“For sure the first people to have our song were the NSA. Maybe they liked it and that’s why I’m still alive.” -Calle 13’s Residente (Rene Perez) in the Miami Herald (more below)
“a pan-revolutionary musical force…a powerful track that speaks the language of social dissent”
Over A Million Viewers Have Already Flocked To Calle 13’s “Multi_Viral” Lyric Video –
With Julian Assange, Tom Morello And Kamilya Jubran Joining The Outspoken Puerto Rican Duo To Confront Censorship, Media Manipulation and The Concealment of Information
“We live in the world that your propaganda made, but where you think you are strong, you are weak. Your lies tell us the truth we will use against you. Your secrecy shows us where we will strike. Your weapons reveal your fear for all to see. From Cairo to Quito, a new order is forming.
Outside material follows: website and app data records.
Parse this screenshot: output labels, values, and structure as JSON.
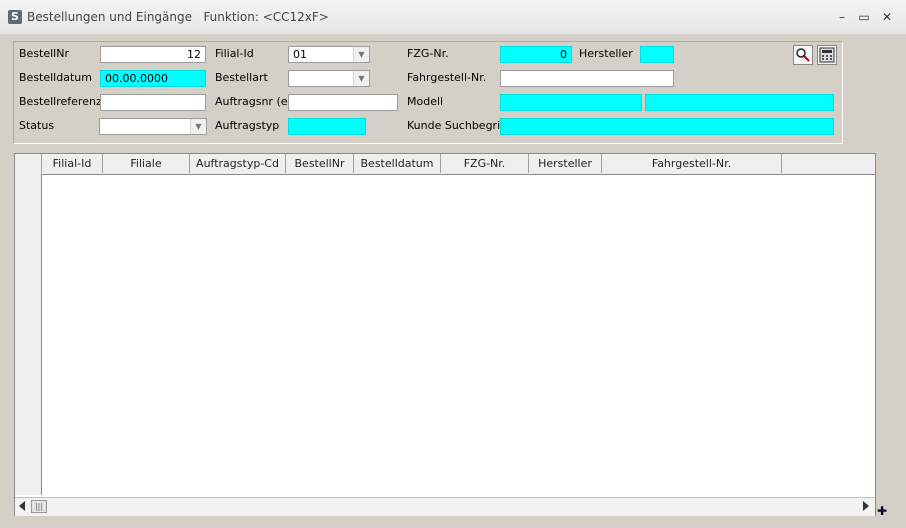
{
  "window": {
    "app_icon": "S",
    "title": "Bestellungen und Eingänge   Funktion: <CC12xF>",
    "min": "–",
    "max": "▭",
    "close": "✕"
  },
  "filters": {
    "bestellnr": {
      "label": "BestellNr",
      "value": "12"
    },
    "bestelldatum": {
      "label": "Bestelldatum",
      "value": "00.00.0000"
    },
    "bestellreferenz": {
      "label": "Bestellreferenz",
      "value": ""
    },
    "status": {
      "label": "Status",
      "value": ""
    },
    "filial_id": {
      "label": "Filial-Id",
      "value": "01"
    },
    "bestellart": {
      "label": "Bestellart",
      "value": ""
    },
    "auftragsnr_ext": {
      "label": "Auftragsnr (ext)",
      "value": ""
    },
    "auftragstyp": {
      "label": "Auftragstyp",
      "value": ""
    },
    "fzg_nr": {
      "label": "FZG-Nr.",
      "value": "0"
    },
    "hersteller": {
      "label": "Hersteller",
      "value": ""
    },
    "fahrgestell_nr": {
      "label": "Fahrgestell-Nr.",
      "value": ""
    },
    "modell": {
      "label": "Modell",
      "value": "",
      "value2": ""
    },
    "kunde_suchbegriff": {
      "label": "Kunde Suchbegriff",
      "value": ""
    }
  },
  "toolbar": {
    "search_icon": "search-icon",
    "calculator_icon": "calculator-icon"
  },
  "grid": {
    "columns": [
      "Filial-Id",
      "Filiale",
      "Auftragstyp-Cd",
      "BestellNr",
      "Bestelldatum",
      "FZG-Nr.",
      "Hersteller",
      "Fahrgestell-Nr."
    ],
    "rows": []
  },
  "colors": {
    "required_field": "#00ffff",
    "window_bg": "#d4d0c8"
  }
}
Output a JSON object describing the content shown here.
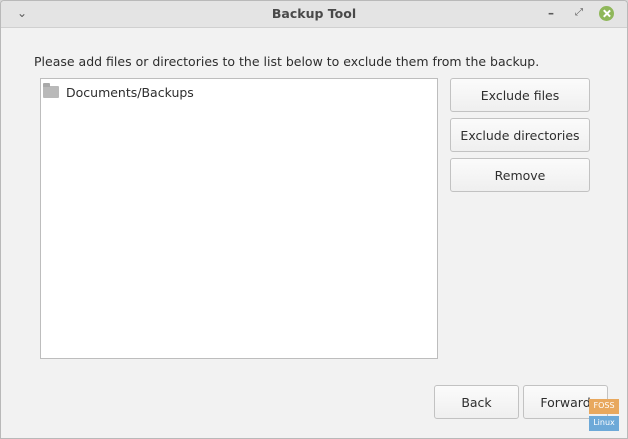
{
  "window": {
    "title": "Backup Tool",
    "menu_icon": "chevron-down-icon",
    "minimize_icon": "minimize-icon",
    "maximize_icon": "maximize-icon",
    "close_icon": "close-icon"
  },
  "content": {
    "instruction": "Please add files or directories to the list below to exclude them from the backup.",
    "list_items": [
      {
        "label": "Documents/Backups",
        "icon": "folder-icon"
      }
    ]
  },
  "buttons": {
    "exclude_files": "Exclude files",
    "exclude_directories": "Exclude directories",
    "remove": "Remove",
    "back": "Back",
    "forward": "Forward"
  },
  "watermark": {
    "top": "FOSS",
    "bottom": "Linux"
  },
  "colors": {
    "close_button": "#8fb75a",
    "window_bg": "#f2f2f2",
    "titlebar_bg": "#e4e4e4"
  }
}
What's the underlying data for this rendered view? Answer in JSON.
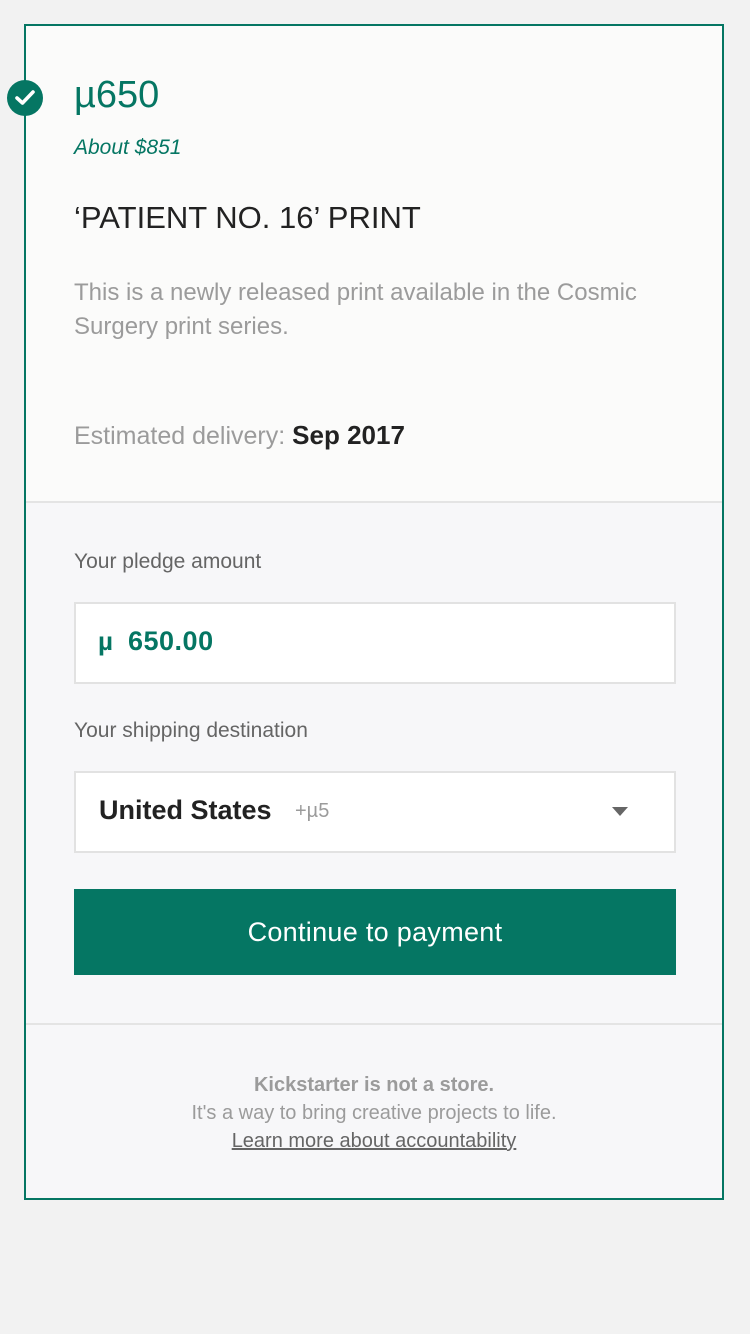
{
  "reward": {
    "amount": "µ650",
    "about": "About $851",
    "title": "‘PATIENT NO. 16’ PRINT",
    "description": "This is a newly released print available in the Cosmic Surgery print series.",
    "delivery_label": "Estimated delivery:",
    "delivery_date": "Sep 2017",
    "selected_icon": "check-icon"
  },
  "pledge": {
    "label": "Your pledge amount",
    "currency": "µ",
    "value": "650.00"
  },
  "shipping": {
    "label": "Your shipping destination",
    "selected": "United States",
    "cost": "+µ5"
  },
  "cta": {
    "label": "Continue to payment"
  },
  "footer": {
    "strong": "Kickstarter is not a store.",
    "line": "It's a way to bring creative projects to life.",
    "link": "Learn more about accountability"
  },
  "colors": {
    "accent": "#057663",
    "background": "#f2f2f2"
  }
}
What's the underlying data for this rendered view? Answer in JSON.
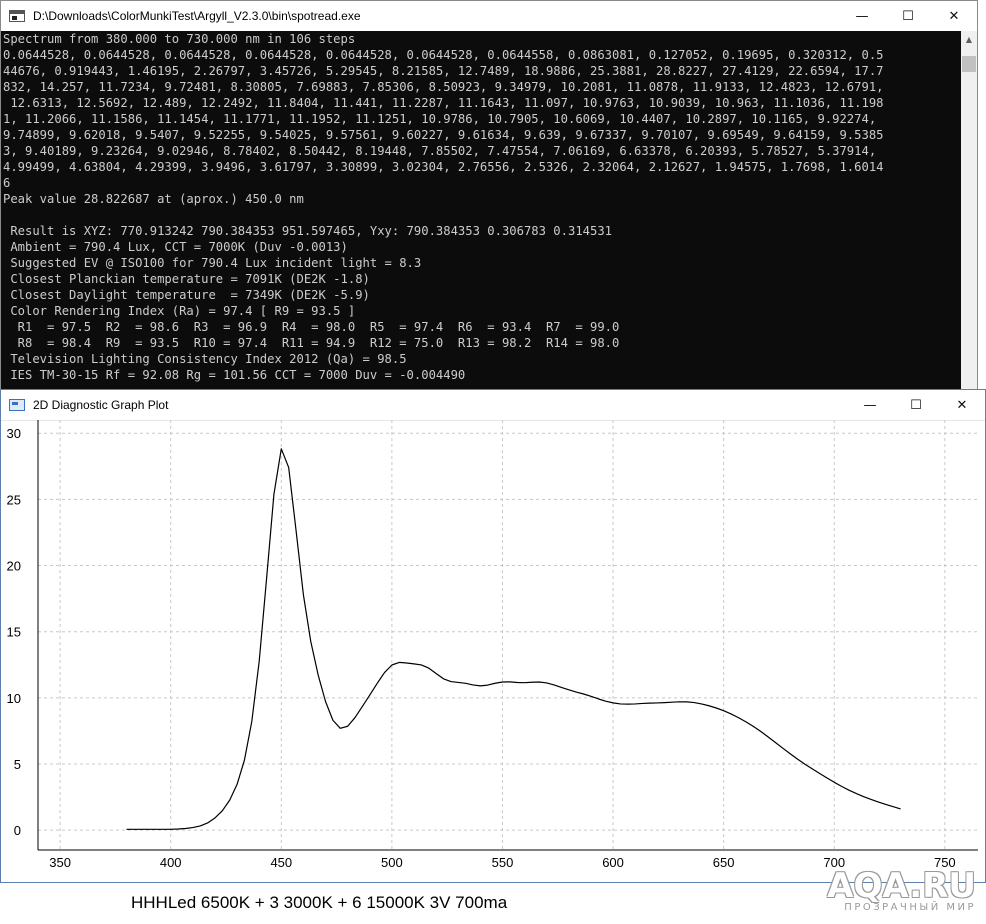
{
  "console_window": {
    "title": "D:\\Downloads\\ColorMunkiTest\\Argyll_V2.3.0\\bin\\spotread.exe",
    "buttons": {
      "minimize": "—",
      "maximize": "☐",
      "close": "✕"
    },
    "lines": [
      "Spectrum from 380.000 to 730.000 nm in 106 steps",
      "0.0644528, 0.0644528, 0.0644528, 0.0644528, 0.0644528, 0.0644528, 0.0644558, 0.0863081, 0.127052, 0.19695, 0.320312, 0.5",
      "44676, 0.919443, 1.46195, 2.26797, 3.45726, 5.29545, 8.21585, 12.7489, 18.9886, 25.3881, 28.8227, 27.4129, 22.6594, 17.7",
      "832, 14.257, 11.7234, 9.72481, 8.30805, 7.69883, 7.85306, 8.50923, 9.34979, 10.2081, 11.0878, 11.9133, 12.4823, 12.6791,",
      " 12.6313, 12.5692, 12.489, 12.2492, 11.8404, 11.441, 11.2287, 11.1643, 11.097, 10.9763, 10.9039, 10.963, 11.1036, 11.198",
      "1, 11.2066, 11.1586, 11.1454, 11.1771, 11.1952, 11.1251, 10.9786, 10.7905, 10.6069, 10.4407, 10.2897, 10.1165, 9.92274,",
      "9.74899, 9.62018, 9.5407, 9.52255, 9.54025, 9.57561, 9.60227, 9.61634, 9.639, 9.67337, 9.70107, 9.69549, 9.64159, 9.5385",
      "3, 9.40189, 9.23264, 9.02946, 8.78402, 8.50442, 8.19448, 7.85502, 7.47554, 7.06169, 6.63378, 6.20393, 5.78527, 5.37914,",
      "4.99499, 4.63804, 4.29399, 3.9496, 3.61797, 3.30899, 3.02304, 2.76556, 2.5326, 2.32064, 2.12627, 1.94575, 1.7698, 1.6014",
      "6",
      "Peak value 28.822687 at (aprox.) 450.0 nm",
      "",
      " Result is XYZ: 770.913242 790.384353 951.597465, Yxy: 790.384353 0.306783 0.314531",
      " Ambient = 790.4 Lux, CCT = 7000K (Duv -0.0013)",
      " Suggested EV @ ISO100 for 790.4 Lux incident light = 8.3",
      " Closest Planckian temperature = 7091K (DE2K -1.8)",
      " Closest Daylight temperature  = 7349K (DE2K -5.9)",
      " Color Rendering Index (Ra) = 97.4 [ R9 = 93.5 ]",
      "  R1  = 97.5  R2  = 98.6  R3  = 96.9  R4  = 98.0  R5  = 97.4  R6  = 93.4  R7  = 99.0",
      "  R8  = 98.4  R9  = 93.5  R10 = 97.4  R11 = 94.9  R12 = 75.0  R13 = 98.2  R14 = 98.0",
      " Television Lighting Consistency Index 2012 (Qa) = 98.5",
      " IES TM-30-15 Rf = 92.08 Rg = 101.56 CCT = 7000 Duv = -0.004490"
    ]
  },
  "plot_window": {
    "title": "2D Diagnostic Graph Plot",
    "buttons": {
      "minimize": "—",
      "maximize": "☐",
      "close": "✕"
    }
  },
  "chart_data": {
    "type": "line",
    "title": "",
    "xlabel": "",
    "ylabel": "",
    "xlim": [
      340,
      765
    ],
    "ylim": [
      -1.5,
      31
    ],
    "x_ticks": [
      350,
      400,
      450,
      500,
      550,
      600,
      650,
      700,
      750
    ],
    "y_ticks": [
      0,
      5,
      10,
      15,
      20,
      25,
      30
    ],
    "grid": true,
    "line_color": "#000000",
    "series": [
      {
        "x_start": 380,
        "x_step": 3.3333333,
        "values": [
          0.0644528,
          0.0644528,
          0.0644528,
          0.0644528,
          0.0644528,
          0.0644528,
          0.0644558,
          0.0863081,
          0.127052,
          0.19695,
          0.320312,
          0.544676,
          0.919443,
          1.46195,
          2.26797,
          3.45726,
          5.29545,
          8.21585,
          12.7489,
          18.9886,
          25.3881,
          28.8227,
          27.4129,
          22.6594,
          17.7832,
          14.257,
          11.7234,
          9.72481,
          8.30805,
          7.69883,
          7.85306,
          8.50923,
          9.34979,
          10.2081,
          11.0878,
          11.9133,
          12.4823,
          12.6791,
          12.6313,
          12.5692,
          12.489,
          12.2492,
          11.8404,
          11.441,
          11.2287,
          11.1643,
          11.097,
          10.9763,
          10.9039,
          10.963,
          11.1036,
          11.1981,
          11.2066,
          11.1586,
          11.1454,
          11.1771,
          11.1952,
          11.1251,
          10.9786,
          10.7905,
          10.6069,
          10.4407,
          10.2897,
          10.1165,
          9.92274,
          9.74899,
          9.62018,
          9.5407,
          9.52255,
          9.54025,
          9.57561,
          9.60227,
          9.61634,
          9.639,
          9.67337,
          9.70107,
          9.69549,
          9.64159,
          9.53853,
          9.40189,
          9.23264,
          9.02946,
          8.78402,
          8.50442,
          8.19448,
          7.85502,
          7.47554,
          7.06169,
          6.63378,
          6.20393,
          5.78527,
          5.37914,
          4.99499,
          4.63804,
          4.29399,
          3.9496,
          3.61797,
          3.30899,
          3.02304,
          2.76556,
          2.5326,
          2.32064,
          2.12627,
          1.94575,
          1.7698,
          1.60146
        ]
      }
    ]
  },
  "caption": "HHHLed 6500K + 3 3000K + 6 15000K 3V 700ma",
  "watermark": {
    "main": "AQA.RU",
    "sub": "ПРОЗРАЧНЫЙ МИР"
  }
}
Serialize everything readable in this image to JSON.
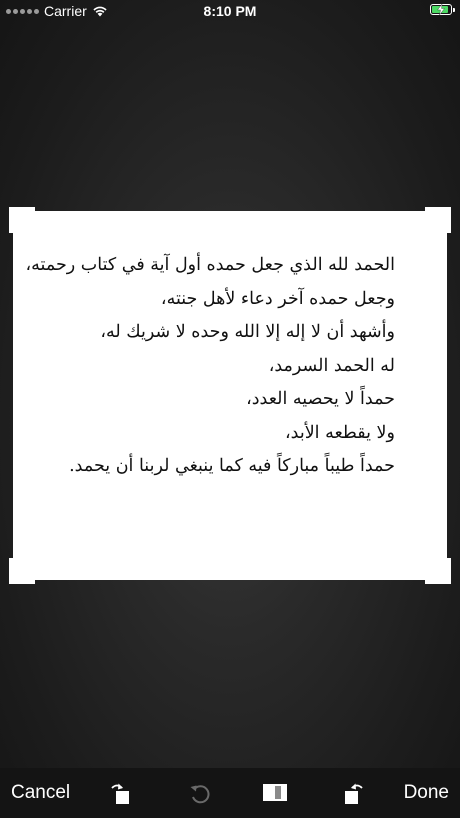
{
  "status_bar": {
    "carrier": "Carrier",
    "time": "8:10 PM",
    "battery_level": 0.9,
    "icons": [
      "signal-dots-icon",
      "wifi-icon",
      "battery-charging-icon"
    ]
  },
  "document": {
    "lines": [
      "الحمد لله الذي جعل حمده أول آية في كتاب رحمته،",
      "وجعل حمده آخر دعاء لأهل جنته،",
      "وأشهد أن لا إله إلا الله وحده لا شريك له،",
      "له الحمد السرمد،",
      "حمداً لا يحصيه العدد،",
      "ولا يقطعه الأبد،",
      "حمداً طيباً مباركاً فيه كما ينبغي لربنا أن يحمد."
    ]
  },
  "toolbar": {
    "cancel_label": "Cancel",
    "done_label": "Done",
    "icons": [
      "rotate-left-icon",
      "reset-icon",
      "aspect-ratio-icon",
      "rotate-right-icon"
    ]
  },
  "colors": {
    "background": "#1e1e1e",
    "toolbar": "#141414",
    "battery_fill": "#4cd964",
    "disabled_icon": "#6a6a6a"
  }
}
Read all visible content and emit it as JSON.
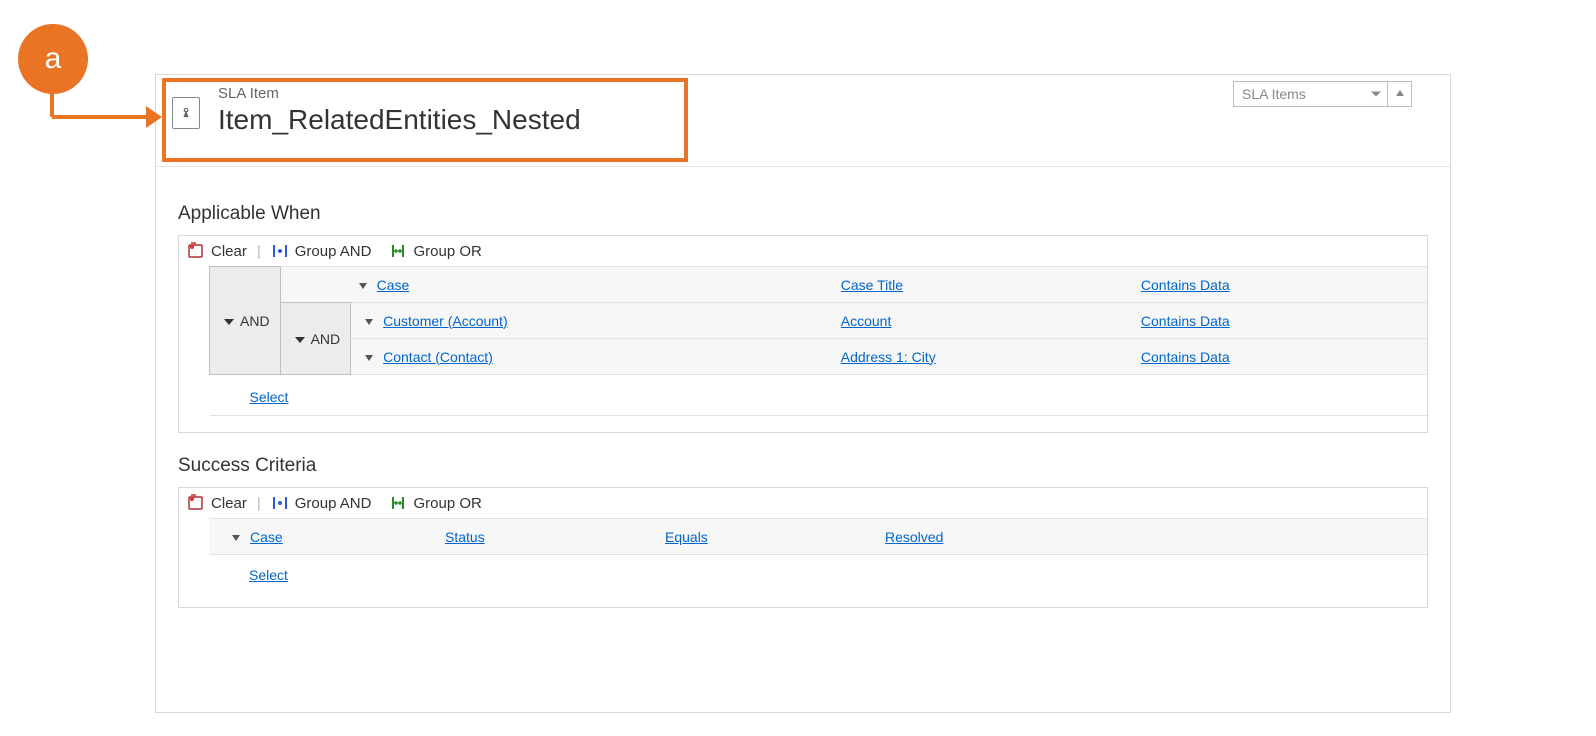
{
  "callout": {
    "letter": "a"
  },
  "header": {
    "entity_label": "SLA Item",
    "title": "Item_RelatedEntities_Nested",
    "nav_dropdown": "SLA Items"
  },
  "sections": {
    "applicable": {
      "title": "Applicable When",
      "toolbar": {
        "clear": "Clear",
        "group_and": "Group AND",
        "group_or": "Group OR"
      },
      "outer_op": "AND",
      "inner_op": "AND",
      "rows": [
        {
          "entity": "Case",
          "field": "Case Title",
          "operator": "Contains Data"
        },
        {
          "entity": "Customer (Account)",
          "field": "Account",
          "operator": "Contains Data"
        },
        {
          "entity": "Contact (Contact)",
          "field": "Address 1: City",
          "operator": "Contains Data"
        }
      ],
      "select": "Select"
    },
    "success": {
      "title": "Success Criteria",
      "toolbar": {
        "clear": "Clear",
        "group_and": "Group AND",
        "group_or": "Group OR"
      },
      "rows": [
        {
          "entity": "Case",
          "field": "Status",
          "operator": "Equals",
          "value": "Resolved"
        }
      ],
      "select": "Select"
    }
  }
}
The power of people armed with the truth.” – Julian Assange in “Multi_Viral”
Calle 13’s Lyricist & Vocalist Residente (Rene Perez) Has Also Discussed “Multi_Viral” With NPR, And As A Featured Guest On The Award-Winning Independent News Program Democracy Now!
Calle 13’s René “Residente” Perez on Revolutionary Music, WikiLeaks & Puerto Rican Independence
The Puerto Rican rap duo is one of the most outspoken major music acts to emerge from Latin America since the legendary Ruben Blades. Last week, the band made headlines across the Spanish-speaking world when it released “Multi_Viral,” an unlikely collaboration with Julian Assange from WikiLeaks.
The song is largely about media manipulation of information, with Calle 13’s members shouting out to recent-vintage protest movements such as Occupy Wall Street and Mexico’s #YoSoy132. Midway through “Multi_Viral,” Assange is featured speaking about misinformation and the power of popular movements.
In a phone interview with frontman Rene Perez Joglar, he says the goal of the song is to discuss how “media is controlling everything, even people’s minds, everything. Here in the U.S., it’s worse; it’s like a bubble. … It’s important to have the right information, and you are not going to get that from one newspaper or one TV show; you have to look for that. In order to get the full picture, you have to read a lot and look for yourself. Otherwise, you’ll find yourself in a war that you think is a good idea, but it’s not for a good reason.”
The duo has been outspoken since its beginnings in 2005; in the vitriolic “Querido FBI,” for example, Joglar goes on a rant about that year’s killing of Puerto Rican independence activist Filiberto Ojeda Rios by the FBI. Ever since, Calle 13 has infused its music with a strong social and political conscience.
One of my favorite lines in that song — “Hay fuegos que con agua no se apagan” — translates as, “There are fires that cannot be extinguished with water.” For its part, Calle 13 has been on fire for a long time.
You Can Also Watch AVideo Q&A With Julian Assange & Residente Discussing “Multi_Viral” On the WikiLeaks Channel:
CALLE 13 ONLINE